Sri Lankan Seafood
Seafood is one of the major foods in Sri Lankan cuisine with seafood replacing meat as a day to day staple. Fish types include Tuna, Seer (a firm white bodied local white fish), the superb eating local 'Butter fish', Mullet, Bonito, and Shark. Other local sea foods include Lobster, Crab, Prawns and Calamari (Cuttlefish). Most fish is usually prepared quite simply either grilled or steamed - and is a good choice if you are not a big fan of highly spicy foods. It is usually prepared and cooked without spices or sauces and is delicious. Or if you like seafood AND hot - try the Chilli Crab. Awesome!
Chinese, Indonesian, *South Indian (Vegetarian), Korean, Japanese, Thai, & European - usually only in larger town and cities.
Sweets (Dessert) (aka' Pudding'!)

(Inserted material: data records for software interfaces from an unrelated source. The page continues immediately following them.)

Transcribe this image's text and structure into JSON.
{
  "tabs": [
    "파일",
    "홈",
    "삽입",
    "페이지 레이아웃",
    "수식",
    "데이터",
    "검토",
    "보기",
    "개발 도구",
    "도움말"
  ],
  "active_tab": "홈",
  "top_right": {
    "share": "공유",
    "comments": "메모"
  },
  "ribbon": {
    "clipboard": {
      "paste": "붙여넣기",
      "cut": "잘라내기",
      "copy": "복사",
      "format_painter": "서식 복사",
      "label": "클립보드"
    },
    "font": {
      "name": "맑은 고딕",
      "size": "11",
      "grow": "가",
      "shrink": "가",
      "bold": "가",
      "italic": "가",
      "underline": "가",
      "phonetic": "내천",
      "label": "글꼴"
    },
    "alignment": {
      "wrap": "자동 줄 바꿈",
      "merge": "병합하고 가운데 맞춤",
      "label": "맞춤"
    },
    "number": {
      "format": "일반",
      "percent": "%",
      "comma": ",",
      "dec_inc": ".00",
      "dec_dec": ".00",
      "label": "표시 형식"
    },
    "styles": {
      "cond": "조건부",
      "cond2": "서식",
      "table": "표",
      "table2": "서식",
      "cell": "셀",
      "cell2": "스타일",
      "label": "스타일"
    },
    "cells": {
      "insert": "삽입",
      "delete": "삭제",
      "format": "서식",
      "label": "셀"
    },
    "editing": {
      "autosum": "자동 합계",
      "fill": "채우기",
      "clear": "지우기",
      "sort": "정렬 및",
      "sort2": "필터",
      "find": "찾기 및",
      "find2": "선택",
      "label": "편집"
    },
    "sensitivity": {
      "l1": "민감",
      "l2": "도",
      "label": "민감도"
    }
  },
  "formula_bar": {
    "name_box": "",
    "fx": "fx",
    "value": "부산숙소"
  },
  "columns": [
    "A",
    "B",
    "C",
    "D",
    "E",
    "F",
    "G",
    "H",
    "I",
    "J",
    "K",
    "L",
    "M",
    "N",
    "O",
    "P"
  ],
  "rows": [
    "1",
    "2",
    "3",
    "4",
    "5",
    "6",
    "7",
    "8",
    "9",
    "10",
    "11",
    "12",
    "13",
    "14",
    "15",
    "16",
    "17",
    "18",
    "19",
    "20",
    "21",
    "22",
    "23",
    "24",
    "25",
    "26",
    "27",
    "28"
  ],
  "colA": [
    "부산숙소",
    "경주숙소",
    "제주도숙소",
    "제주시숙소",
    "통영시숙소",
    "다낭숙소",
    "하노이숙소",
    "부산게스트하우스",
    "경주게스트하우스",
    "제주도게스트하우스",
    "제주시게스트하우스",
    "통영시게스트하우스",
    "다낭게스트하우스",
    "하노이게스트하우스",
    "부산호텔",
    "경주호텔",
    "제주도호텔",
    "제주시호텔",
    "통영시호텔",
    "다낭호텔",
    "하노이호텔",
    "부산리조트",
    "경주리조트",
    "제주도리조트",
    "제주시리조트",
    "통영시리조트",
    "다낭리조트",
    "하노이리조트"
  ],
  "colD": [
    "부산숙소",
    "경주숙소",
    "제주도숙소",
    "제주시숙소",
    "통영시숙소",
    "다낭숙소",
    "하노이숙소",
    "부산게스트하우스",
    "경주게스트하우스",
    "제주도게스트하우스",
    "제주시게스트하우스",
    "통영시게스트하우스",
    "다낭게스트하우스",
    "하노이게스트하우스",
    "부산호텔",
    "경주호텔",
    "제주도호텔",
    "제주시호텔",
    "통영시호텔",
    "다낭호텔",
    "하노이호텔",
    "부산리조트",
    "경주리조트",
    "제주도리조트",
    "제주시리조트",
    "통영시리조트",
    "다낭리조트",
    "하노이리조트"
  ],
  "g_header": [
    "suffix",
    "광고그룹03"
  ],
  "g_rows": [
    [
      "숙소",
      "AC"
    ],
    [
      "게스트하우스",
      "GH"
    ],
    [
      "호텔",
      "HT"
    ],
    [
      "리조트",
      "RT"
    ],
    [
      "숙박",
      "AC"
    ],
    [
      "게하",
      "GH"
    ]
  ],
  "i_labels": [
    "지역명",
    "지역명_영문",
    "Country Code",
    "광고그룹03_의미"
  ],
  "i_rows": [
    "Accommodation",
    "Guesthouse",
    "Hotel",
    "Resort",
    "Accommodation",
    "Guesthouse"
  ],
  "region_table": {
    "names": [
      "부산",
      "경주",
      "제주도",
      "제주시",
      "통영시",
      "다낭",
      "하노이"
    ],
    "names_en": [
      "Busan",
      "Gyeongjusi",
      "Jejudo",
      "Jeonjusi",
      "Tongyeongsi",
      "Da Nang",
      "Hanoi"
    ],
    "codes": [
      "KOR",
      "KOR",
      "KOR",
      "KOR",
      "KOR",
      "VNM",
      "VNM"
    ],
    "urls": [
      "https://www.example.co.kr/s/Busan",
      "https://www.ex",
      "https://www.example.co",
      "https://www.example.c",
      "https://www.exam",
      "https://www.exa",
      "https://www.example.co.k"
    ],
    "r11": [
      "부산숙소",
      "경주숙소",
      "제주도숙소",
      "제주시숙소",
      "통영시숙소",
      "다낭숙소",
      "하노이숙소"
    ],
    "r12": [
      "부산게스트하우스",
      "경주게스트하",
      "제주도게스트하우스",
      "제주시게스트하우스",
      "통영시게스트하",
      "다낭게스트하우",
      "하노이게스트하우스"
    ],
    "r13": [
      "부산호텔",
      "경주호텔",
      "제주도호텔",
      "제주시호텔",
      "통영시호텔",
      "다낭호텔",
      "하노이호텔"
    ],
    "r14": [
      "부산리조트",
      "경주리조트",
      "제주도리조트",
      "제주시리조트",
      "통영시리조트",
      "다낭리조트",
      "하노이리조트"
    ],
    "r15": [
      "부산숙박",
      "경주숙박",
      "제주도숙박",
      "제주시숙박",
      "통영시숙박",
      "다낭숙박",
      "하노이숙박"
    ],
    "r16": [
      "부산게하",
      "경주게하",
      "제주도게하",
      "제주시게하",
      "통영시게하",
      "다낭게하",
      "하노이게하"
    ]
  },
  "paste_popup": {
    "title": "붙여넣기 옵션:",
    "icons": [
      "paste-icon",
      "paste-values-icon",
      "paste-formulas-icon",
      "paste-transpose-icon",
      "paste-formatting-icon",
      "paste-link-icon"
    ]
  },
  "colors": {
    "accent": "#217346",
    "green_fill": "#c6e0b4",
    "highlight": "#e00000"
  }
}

After a meal of spicy curry, try curd (made from buffalo milk) with honey or treacle, or Kitul an indigenous syrup made from the Kitul Palm, or wattallapam - egg pudding from a very old Malaysian recipe. Pani pol is a small coconut and honey cake. . Kiribath is a dessert of rice cakes cooked in milk and served with Jaggery, a chewy sweet, made with crystallised Kitul palm sap. This is traditionally served at weddings and small babies. Ice cream is 'usually" (ask if you are not sure!) factory made and safe to eat, the most famous being the local 'Elephant Brand'. If you are really stumped - try a curried cake - yes - curried cakes- an acquired taste we believe! However, the magnificent local fresh fruit makes the best dessert of all: passion fruit, guavas, mangoes, mangosteen, papaya, jakfruit, (jackfruit) pineapples, bananas, custard apples, wood apples, rambutan and the foul smelling but wonderful tasting Durian fruit. The delicious, purple-skinned mangosteen is at its best in June and the tiny furry gulsambilla (a large furry tart tasting green seed) is best in August - October.
Water & Soft Drinks
As in all other situations when away from home in a different climate and country it is best to avoid tap water (although it is chlorinated) because of the unfamiliar micro organisms in it so try to stick to bottled water only. This is available everywhere and is cheap and plentiful. Average cost is Rs .50 a litre but can range from Rs .40 to Rs. 90 a litre depending on where you are in Sri Lanka. Also best to avoid ice unless you know it made from boiled or purified water such as in better hotels and restaurants. Coke, Sprite etc. is also widely available but we recommend you try the local soft drinks which come in a bewildering array of choices and colours. Lion and Elephant brands produce local favourites: Cream Soda and Ginger beer (made with local natural ginger) whilst other local soft drinks include Portello and Necta.
Favourite local drinks are Beer (bottles - lager with 5% alcohol content) The local brew is 'Lion', and is quite good. Carlsberg is bottled under licence. Prices range from Rs.90 in a liquor shop to Rs. 150-200 (about 1 pound) in bars to up to Rs. 400 (about 2 pounds) in an upmarket resort restaurant. Arrack (33% proof) is the local liquor of choice made from the flower of the coconut which is fermented and distilled. No local wines - Imported wines only.
Full Moon Days and the purchase of Alcohol (?)
You are not allowed (technically) to buy alcohol on days where there is a full moon (Poya - Buddhist Holy Days) although in tourist areas this is conveniently overlooked.
Wash your Food
It's a wise precaution if you buy fruit or produce from stalls, markets, small local shops or the roadside to wash your fruit or vegetables/produce thoroughly before you eat it. Just to be sure.
Tea - Of Course!
Sadly most of the good stuff is exported overseas and there is not really a real tea drinking culture in Sri Lanka. Tea is usually milky and not at all like our English 'cuppa'. If you are an avid tea drinker don't be disappointed.